World health experts met recently to discuss an emerging global health crisis linked to the Covid-19 pandemic: plummeting rates of basic vaccinations among the world’s children.
While many experts have been acutely aware of the pandemic’s impact on essential health services, startling new immunization data from the World Health Organization and UNICEF indicate that decades of progress against some of the world’s most dangerous diseases is being severely threatened.
The numbers are stark. As scarce health resources have been rerouted to control Covid-19, children’s immunization rates have dropped to the lowest level since 2009. Last year, 23 million children missed out on basic vaccines through routine immunization programs, up 3.7 million from 2019. What’s more, 17 million children around the world are considered “zero-dose children,” meaning they have not received a single dose of lifesaving, routine vaccines — let alone a full immunization schedule.
That puts millions of children at risk of resurgent and deadly diseases like measles and polio, which are more life-threatening to children than Covid-19. And fewer vaccinated kids widens health equity gaps and increases the likelihood of outbreaks, which could push overstretched health systems to the brink of collapse.
A number of pandemic-related factors have contributed to this health setback. These include local health facilities allocating funds, equipment, and health care providers to Covid-19 response efforts rather than vaccine programs; citizens’ fear of Covid-19 transmission; and stringent local lockdowns.
The story is the same in regions across the globe. At the recent high-level political forum to address progress on the United Nations’ Sustainable Development Goals, officials from Afghanistan, Nigeria, and the Democratic Republic of the Congo spoke about the devastation Covid-19 has wrought on their local health systems and on the health of their nations’ children. India has been hit especially hard: 3.5 million children there are unvaccinated or undervaccinated, the highest number of any nation in the world.

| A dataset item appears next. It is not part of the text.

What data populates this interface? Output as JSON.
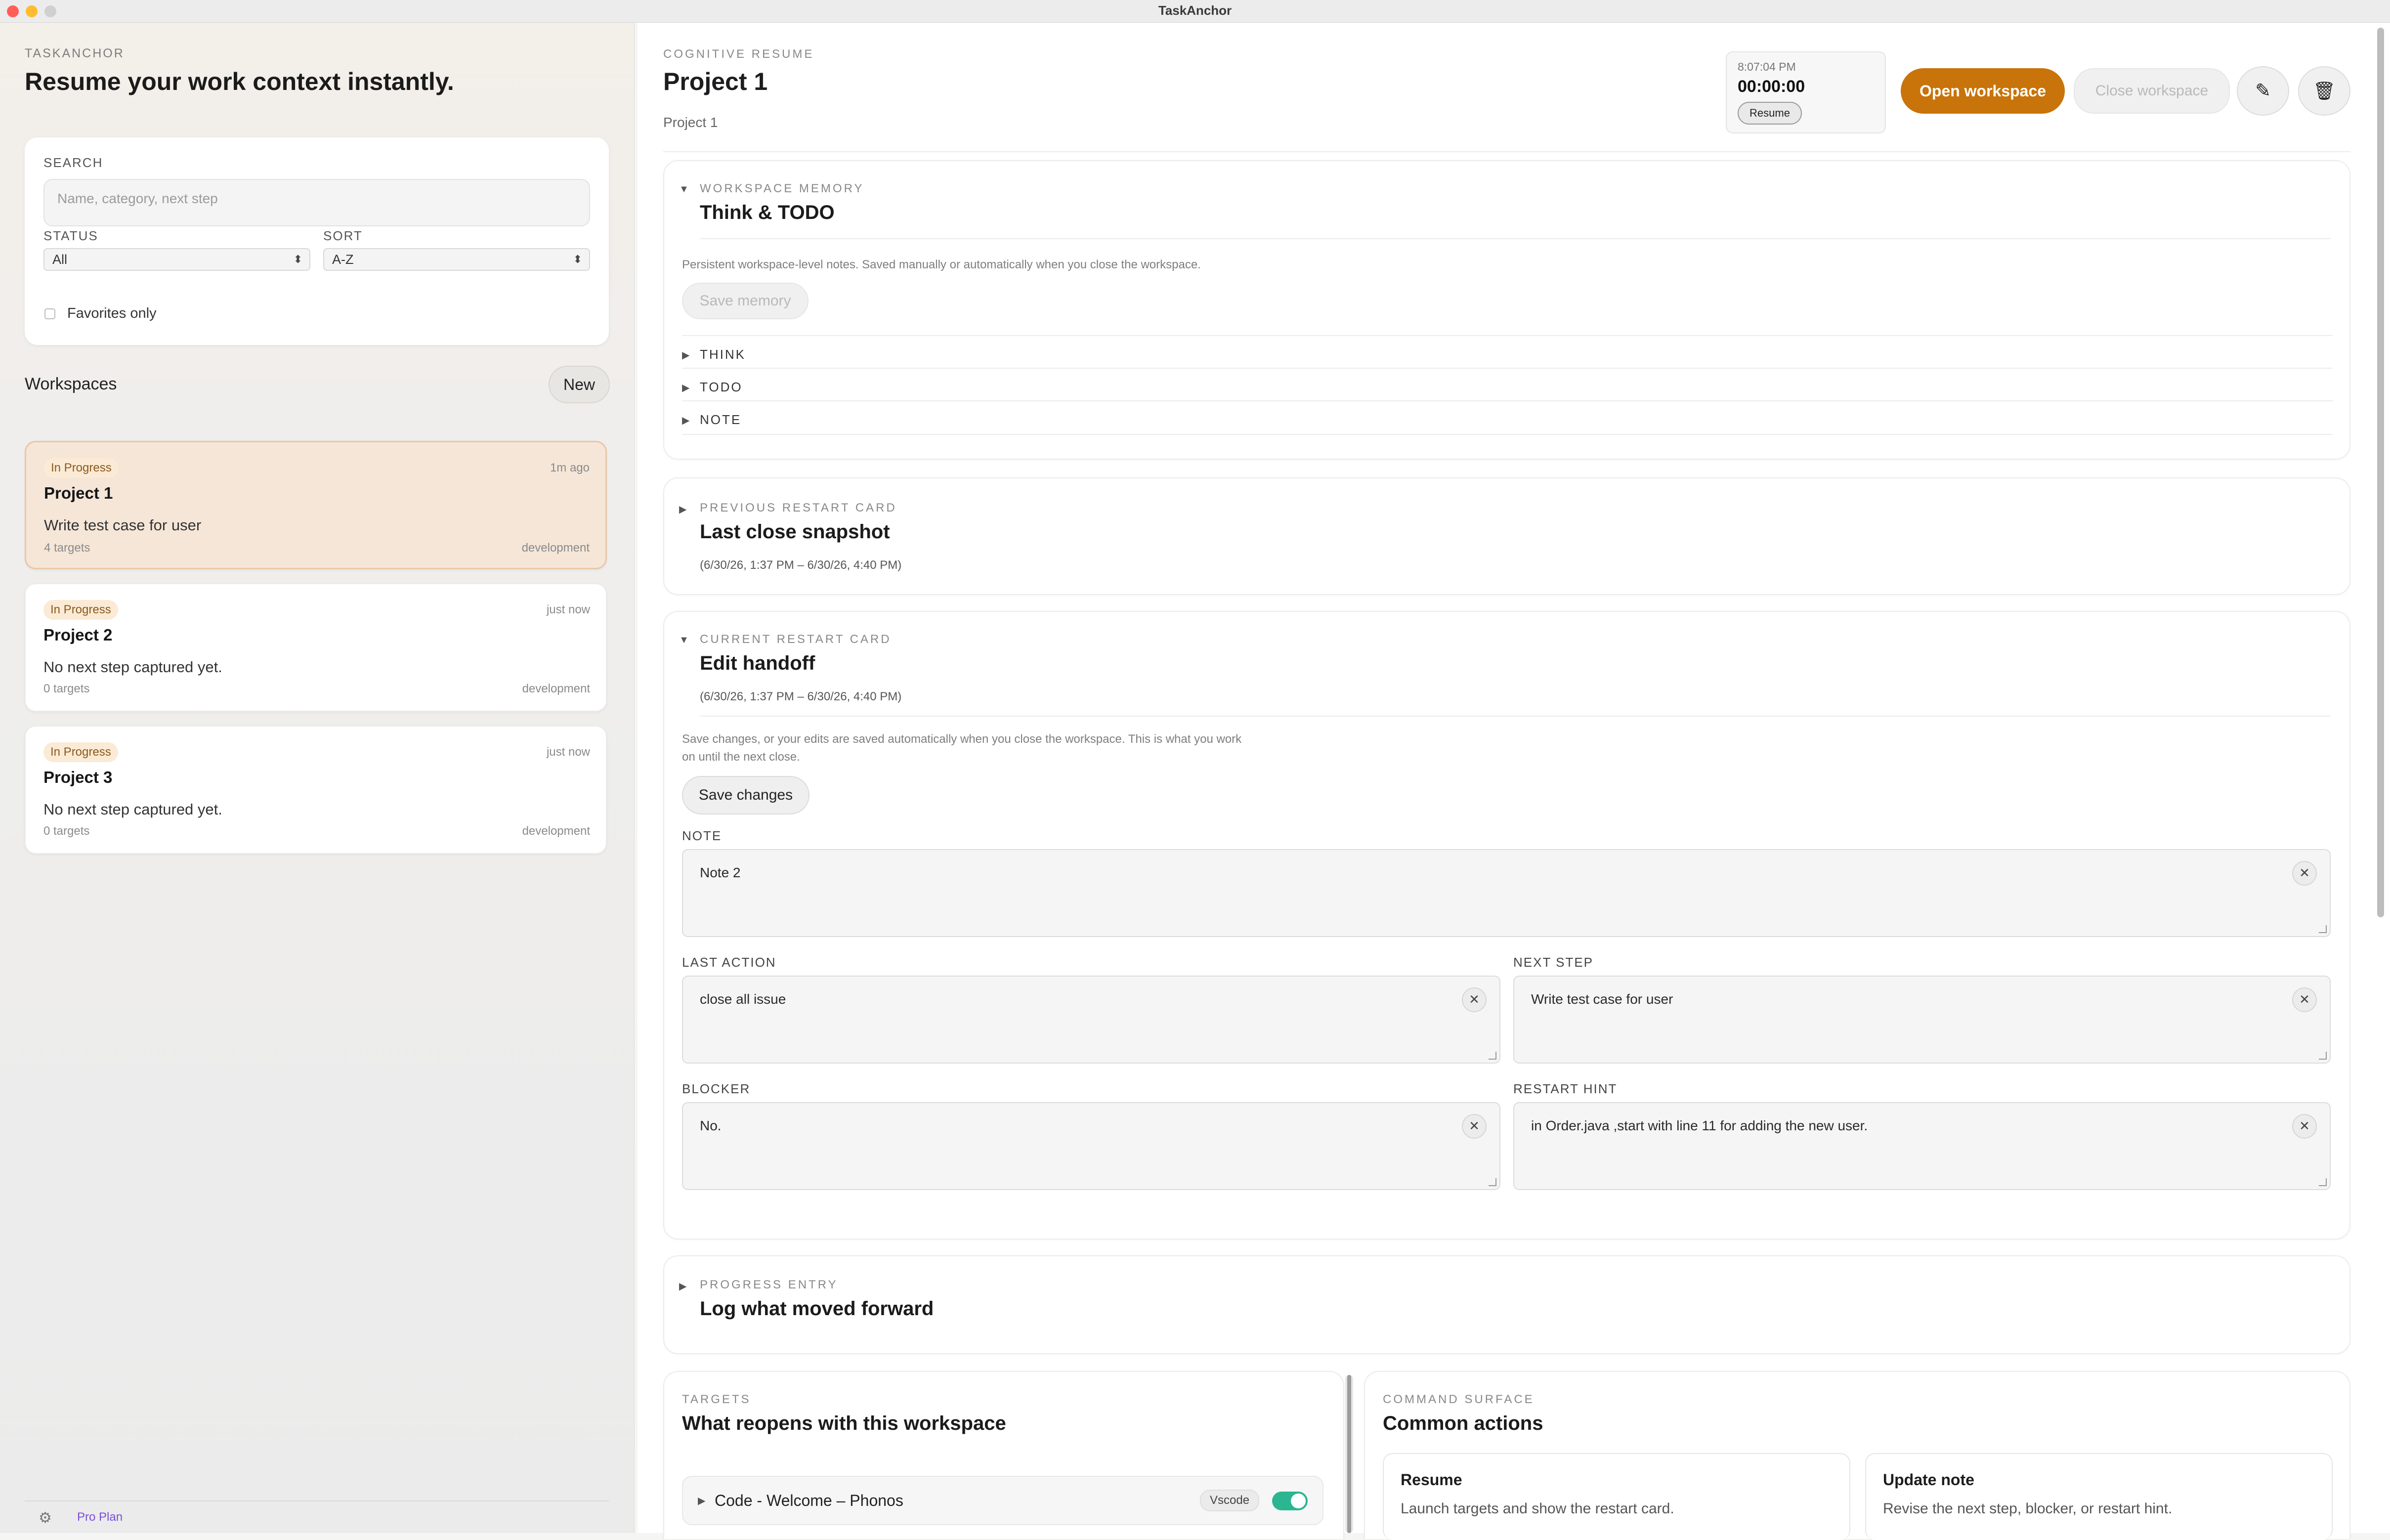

Countries cannot afford to lose decades of hard-fought progress, leaving children vulnerable to vaccine-preventable diseases even as the world races to distribute billions of Covid-19 shots through the joint COVAX effort. The implications would be catastrophic.
Since the pandemic emerged, measles has caused more deaths than Covid-19 in the Democratic Republic of the Congo and Afghanistan. Even before the pandemic, measles was on the rise among children worldwide, with the official number of reported cases in 2019 reaching heights not seen for more than two decades. This trajectory, combined with millions more children missing out on vaccinations in 2020, sets the stage for a tenacious, highly contagious disease to attack even more children as the world lets down its guard.
Vaccines work. Cost-effective tools exist to stop the spread of preventable illnesses before they start, giving infants and toddlers the best possible shot at life. Now — even amid a pandemic — the global health community must stand together to ensure every child in every country has access to lifesaving vaccines. Geography should not be a death sentence.
The first step is to strengthen local health systems. UNICEF, WHO, and the vaccine alliance Gavi are helping restore local vaccination campaigns through outreach, emphasizing the safety and importance of vaccines, and pinpointing families who missed doses, while also addressing the complex launch of Covid-19 vaccination efforts. Governments and organizations must redouble their commitments to vaccine equity by investing in local health resources and implementing robust vaccination plans.
With the world undertaking the largest global vaccine rollout in history to fight Covid-19, every possible synergy must be explored to ensure that sufficient health worker capacity, financing, monitoring efforts, and vaccine confidence-building are in place on all vaccine delivery fronts. Achieving the bold vision laid out in the global Immunization Agenda 2030, which aims to vaccinate 90% of children and adolescents worldwide, will be possible only with strong multilateral cooperation energized by political will.
During the coronavirus pandemic, the world has dramatically witnessed the tragedy of disease outbreak and the transformative hope offered by vaccines. Imagine if we could offer every parent of every child, whether in rural villages or refugee camps or bustling cities, that same hope. The promise of a healthy future is truly within reach. Together, in solidarity, we can make it a reality.
Martha Rebour is the executive director of [email protected], a grassroots advocacy campaign of the United Nations Foundation that champions global childhood immunization. Lori Sloate is the senior director for global health at the United Nations Foundation.